#### [Material provided]
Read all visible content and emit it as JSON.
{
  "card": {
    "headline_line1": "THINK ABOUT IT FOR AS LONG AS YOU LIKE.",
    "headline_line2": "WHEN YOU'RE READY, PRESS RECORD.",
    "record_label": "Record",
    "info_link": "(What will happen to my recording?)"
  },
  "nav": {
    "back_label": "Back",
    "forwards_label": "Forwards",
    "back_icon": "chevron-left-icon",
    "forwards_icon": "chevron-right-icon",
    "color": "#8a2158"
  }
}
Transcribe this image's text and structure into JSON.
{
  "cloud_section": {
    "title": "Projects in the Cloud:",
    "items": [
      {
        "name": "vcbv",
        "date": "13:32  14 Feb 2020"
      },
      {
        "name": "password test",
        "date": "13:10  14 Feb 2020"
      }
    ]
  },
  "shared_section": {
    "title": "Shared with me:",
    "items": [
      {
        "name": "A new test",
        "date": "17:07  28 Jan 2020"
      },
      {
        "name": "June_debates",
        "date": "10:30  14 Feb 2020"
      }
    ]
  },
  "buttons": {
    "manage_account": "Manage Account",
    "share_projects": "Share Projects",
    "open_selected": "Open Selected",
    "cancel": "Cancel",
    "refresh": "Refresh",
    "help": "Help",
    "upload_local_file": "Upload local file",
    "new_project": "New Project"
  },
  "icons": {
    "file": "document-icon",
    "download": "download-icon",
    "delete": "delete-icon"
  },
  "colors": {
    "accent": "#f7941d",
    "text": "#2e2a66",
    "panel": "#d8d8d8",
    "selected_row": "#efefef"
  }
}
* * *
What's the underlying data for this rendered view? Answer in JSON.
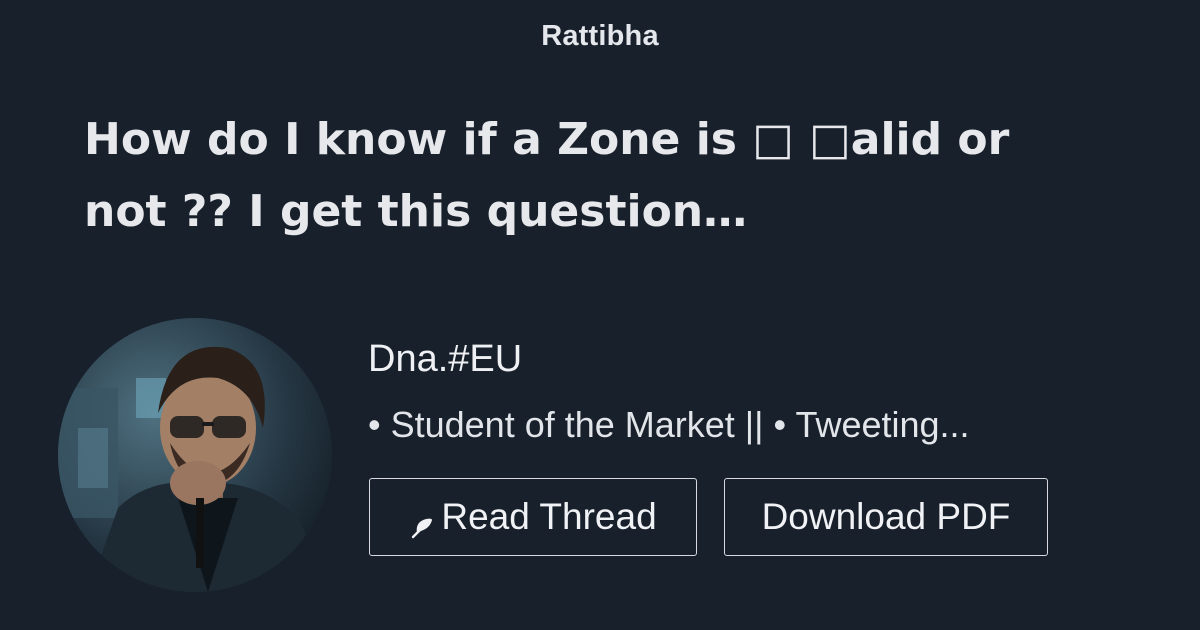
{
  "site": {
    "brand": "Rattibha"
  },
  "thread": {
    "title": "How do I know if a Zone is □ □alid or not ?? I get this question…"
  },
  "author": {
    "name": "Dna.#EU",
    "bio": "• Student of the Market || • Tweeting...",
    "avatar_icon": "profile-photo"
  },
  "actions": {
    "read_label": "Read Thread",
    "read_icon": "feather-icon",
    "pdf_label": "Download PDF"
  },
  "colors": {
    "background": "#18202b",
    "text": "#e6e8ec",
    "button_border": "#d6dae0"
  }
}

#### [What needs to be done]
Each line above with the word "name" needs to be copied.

#### [Response area]
        "name": "vcbv",
        "name": "password test",
        "name": "A new test",
        "name": "June_debates",
    "name": "Dna.#EU",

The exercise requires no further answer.